EXERCISE DETAILS
Search the entries for the word "text" and report each line that has it.

───── DATA IN THIS EXERCISE ─────

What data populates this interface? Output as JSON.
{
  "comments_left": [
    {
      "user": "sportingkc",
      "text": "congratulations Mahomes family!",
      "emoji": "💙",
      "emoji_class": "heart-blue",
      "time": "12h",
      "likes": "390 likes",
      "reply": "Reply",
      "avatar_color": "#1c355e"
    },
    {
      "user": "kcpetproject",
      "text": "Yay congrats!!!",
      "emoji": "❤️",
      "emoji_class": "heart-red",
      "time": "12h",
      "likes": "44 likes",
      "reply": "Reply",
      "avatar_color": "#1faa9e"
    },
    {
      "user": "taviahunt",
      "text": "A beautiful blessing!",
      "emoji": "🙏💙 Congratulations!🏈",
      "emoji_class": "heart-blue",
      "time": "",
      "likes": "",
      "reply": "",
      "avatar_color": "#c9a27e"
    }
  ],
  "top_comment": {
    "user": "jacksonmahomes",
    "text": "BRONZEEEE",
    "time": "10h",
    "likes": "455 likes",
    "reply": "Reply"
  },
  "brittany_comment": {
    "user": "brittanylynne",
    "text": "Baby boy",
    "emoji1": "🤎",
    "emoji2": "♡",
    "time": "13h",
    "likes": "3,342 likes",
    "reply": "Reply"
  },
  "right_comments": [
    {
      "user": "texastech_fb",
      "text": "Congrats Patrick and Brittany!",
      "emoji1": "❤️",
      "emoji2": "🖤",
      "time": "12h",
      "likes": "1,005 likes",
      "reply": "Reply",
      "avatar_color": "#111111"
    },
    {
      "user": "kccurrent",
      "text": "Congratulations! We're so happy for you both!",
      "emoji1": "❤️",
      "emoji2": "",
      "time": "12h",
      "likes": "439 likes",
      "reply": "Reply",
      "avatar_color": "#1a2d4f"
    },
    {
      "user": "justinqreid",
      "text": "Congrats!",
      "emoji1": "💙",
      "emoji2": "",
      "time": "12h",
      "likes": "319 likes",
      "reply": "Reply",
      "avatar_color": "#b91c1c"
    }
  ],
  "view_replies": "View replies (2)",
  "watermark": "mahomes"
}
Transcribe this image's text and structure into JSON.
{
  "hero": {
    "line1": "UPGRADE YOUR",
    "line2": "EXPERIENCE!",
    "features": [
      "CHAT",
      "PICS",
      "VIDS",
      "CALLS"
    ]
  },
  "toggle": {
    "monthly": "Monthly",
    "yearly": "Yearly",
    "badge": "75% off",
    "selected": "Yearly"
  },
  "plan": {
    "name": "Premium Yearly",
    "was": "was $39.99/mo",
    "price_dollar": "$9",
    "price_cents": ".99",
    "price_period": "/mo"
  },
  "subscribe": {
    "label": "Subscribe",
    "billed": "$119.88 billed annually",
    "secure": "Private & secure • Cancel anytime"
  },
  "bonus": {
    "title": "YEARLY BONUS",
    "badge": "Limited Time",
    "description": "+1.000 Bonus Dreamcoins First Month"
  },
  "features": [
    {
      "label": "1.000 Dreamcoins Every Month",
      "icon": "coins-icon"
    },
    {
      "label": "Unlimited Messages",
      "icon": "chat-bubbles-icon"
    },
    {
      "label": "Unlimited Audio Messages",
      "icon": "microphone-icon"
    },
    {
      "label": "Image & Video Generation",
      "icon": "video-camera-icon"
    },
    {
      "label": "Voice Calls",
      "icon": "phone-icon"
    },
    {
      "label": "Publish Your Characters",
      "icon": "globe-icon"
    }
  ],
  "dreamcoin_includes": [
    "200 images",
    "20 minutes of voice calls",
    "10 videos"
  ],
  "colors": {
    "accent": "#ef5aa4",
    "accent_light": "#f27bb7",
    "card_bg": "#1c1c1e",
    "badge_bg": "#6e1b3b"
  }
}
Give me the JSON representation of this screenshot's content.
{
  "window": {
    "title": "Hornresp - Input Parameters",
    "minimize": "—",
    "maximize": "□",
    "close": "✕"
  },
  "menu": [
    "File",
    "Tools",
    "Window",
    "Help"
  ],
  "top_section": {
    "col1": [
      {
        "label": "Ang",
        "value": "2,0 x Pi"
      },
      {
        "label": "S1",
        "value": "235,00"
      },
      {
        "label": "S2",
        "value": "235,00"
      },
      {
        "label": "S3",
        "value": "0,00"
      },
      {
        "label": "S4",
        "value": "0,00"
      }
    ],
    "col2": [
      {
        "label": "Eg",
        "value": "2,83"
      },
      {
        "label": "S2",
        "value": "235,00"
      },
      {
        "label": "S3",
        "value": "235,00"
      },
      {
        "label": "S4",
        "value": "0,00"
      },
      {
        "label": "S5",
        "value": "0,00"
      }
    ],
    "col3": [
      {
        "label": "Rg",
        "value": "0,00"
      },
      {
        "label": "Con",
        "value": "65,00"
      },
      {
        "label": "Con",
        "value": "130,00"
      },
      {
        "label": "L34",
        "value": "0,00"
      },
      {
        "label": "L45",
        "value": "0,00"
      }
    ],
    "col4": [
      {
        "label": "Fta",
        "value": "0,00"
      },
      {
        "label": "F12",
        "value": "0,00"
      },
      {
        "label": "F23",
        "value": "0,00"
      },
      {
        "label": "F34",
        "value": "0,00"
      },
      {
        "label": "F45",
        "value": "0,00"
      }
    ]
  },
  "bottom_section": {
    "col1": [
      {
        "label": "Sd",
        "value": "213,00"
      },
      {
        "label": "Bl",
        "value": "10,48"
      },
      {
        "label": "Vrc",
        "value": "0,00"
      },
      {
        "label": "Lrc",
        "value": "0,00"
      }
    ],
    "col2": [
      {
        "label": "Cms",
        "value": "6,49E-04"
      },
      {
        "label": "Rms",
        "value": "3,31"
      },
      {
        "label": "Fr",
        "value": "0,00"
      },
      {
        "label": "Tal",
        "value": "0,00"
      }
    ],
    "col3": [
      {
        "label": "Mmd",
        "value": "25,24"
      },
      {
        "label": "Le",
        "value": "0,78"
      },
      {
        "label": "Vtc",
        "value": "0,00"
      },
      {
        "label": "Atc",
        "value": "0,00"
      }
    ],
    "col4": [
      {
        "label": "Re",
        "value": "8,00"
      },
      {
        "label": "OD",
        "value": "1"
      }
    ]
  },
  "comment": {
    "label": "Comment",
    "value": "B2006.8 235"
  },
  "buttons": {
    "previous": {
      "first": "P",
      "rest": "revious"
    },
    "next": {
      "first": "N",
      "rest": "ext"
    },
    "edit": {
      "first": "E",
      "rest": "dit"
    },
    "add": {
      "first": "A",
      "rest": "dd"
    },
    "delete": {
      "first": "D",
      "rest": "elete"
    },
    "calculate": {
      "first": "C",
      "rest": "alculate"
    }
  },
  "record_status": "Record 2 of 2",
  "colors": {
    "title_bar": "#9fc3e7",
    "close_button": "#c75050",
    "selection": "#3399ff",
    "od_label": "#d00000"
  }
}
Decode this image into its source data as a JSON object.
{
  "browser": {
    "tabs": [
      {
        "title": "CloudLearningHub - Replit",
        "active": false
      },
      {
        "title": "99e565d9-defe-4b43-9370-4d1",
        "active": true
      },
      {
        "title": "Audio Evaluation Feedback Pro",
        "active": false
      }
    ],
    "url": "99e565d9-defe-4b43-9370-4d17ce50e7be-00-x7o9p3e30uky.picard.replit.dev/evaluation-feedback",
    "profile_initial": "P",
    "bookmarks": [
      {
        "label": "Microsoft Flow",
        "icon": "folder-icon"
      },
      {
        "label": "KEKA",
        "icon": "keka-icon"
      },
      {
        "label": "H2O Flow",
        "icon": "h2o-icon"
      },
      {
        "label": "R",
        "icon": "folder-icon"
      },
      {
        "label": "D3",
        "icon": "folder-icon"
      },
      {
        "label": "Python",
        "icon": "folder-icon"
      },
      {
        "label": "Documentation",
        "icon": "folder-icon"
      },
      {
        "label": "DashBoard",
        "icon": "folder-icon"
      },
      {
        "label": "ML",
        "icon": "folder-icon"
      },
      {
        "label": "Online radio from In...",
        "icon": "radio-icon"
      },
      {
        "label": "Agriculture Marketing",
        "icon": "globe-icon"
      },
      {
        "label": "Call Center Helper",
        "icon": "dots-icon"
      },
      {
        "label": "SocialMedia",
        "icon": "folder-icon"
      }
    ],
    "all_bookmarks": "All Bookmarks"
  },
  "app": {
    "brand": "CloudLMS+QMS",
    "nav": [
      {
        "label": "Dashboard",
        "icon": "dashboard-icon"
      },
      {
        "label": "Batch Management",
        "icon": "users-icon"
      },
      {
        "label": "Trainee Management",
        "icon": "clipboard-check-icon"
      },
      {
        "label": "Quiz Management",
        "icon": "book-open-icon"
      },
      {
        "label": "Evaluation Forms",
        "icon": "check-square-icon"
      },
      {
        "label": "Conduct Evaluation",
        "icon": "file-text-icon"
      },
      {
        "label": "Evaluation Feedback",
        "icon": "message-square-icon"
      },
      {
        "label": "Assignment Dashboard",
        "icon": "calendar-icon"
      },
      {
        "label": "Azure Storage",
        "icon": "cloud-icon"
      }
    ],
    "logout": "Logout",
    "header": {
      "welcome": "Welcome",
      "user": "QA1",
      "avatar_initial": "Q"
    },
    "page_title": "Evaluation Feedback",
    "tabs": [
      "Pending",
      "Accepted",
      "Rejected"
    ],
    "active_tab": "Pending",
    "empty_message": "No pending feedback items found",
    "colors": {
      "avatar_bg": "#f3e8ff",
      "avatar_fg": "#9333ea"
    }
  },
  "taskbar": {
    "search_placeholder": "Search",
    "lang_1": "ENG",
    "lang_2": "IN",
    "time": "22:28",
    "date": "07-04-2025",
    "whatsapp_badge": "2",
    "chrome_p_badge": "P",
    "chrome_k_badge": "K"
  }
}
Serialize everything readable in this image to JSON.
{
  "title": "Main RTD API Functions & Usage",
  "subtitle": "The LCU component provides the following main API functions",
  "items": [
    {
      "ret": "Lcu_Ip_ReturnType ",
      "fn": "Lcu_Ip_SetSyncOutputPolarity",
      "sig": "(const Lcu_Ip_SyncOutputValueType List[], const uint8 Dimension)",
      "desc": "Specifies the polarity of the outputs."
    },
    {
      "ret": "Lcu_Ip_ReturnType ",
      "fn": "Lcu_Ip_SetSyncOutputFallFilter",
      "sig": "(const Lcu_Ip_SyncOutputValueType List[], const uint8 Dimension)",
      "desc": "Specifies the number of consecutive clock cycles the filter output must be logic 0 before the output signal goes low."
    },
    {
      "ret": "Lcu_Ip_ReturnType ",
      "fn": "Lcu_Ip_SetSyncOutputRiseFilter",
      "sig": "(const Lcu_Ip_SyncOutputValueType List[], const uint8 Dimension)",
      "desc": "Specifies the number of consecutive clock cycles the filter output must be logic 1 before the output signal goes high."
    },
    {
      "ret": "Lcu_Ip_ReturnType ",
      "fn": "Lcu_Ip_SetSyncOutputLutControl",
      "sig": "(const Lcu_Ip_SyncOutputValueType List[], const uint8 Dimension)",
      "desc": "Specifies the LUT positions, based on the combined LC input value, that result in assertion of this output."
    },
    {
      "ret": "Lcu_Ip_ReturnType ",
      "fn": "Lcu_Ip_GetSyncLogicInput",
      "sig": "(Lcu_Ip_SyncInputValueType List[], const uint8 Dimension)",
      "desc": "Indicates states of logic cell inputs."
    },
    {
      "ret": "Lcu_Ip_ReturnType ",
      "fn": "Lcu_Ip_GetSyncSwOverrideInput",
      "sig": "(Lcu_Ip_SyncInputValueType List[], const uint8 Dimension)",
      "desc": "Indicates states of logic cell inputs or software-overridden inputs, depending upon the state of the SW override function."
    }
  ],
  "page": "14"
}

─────

YOUR SOLUTION
      "text": "congratulations Mahomes family!",
      "text": "Yay congrats!!!",
      "text": "A beautiful blessing!",
    "text": "BRONZEEEE",
    "text": "Baby boy",
      "text": "Congrats Patrick and Brittany!",
      "text": "Congratulations! We're so happy for you both!",
      "text": "Congrats!",
Transcribe this image's text and structure into JSON.
        "icon": "file-text-icon"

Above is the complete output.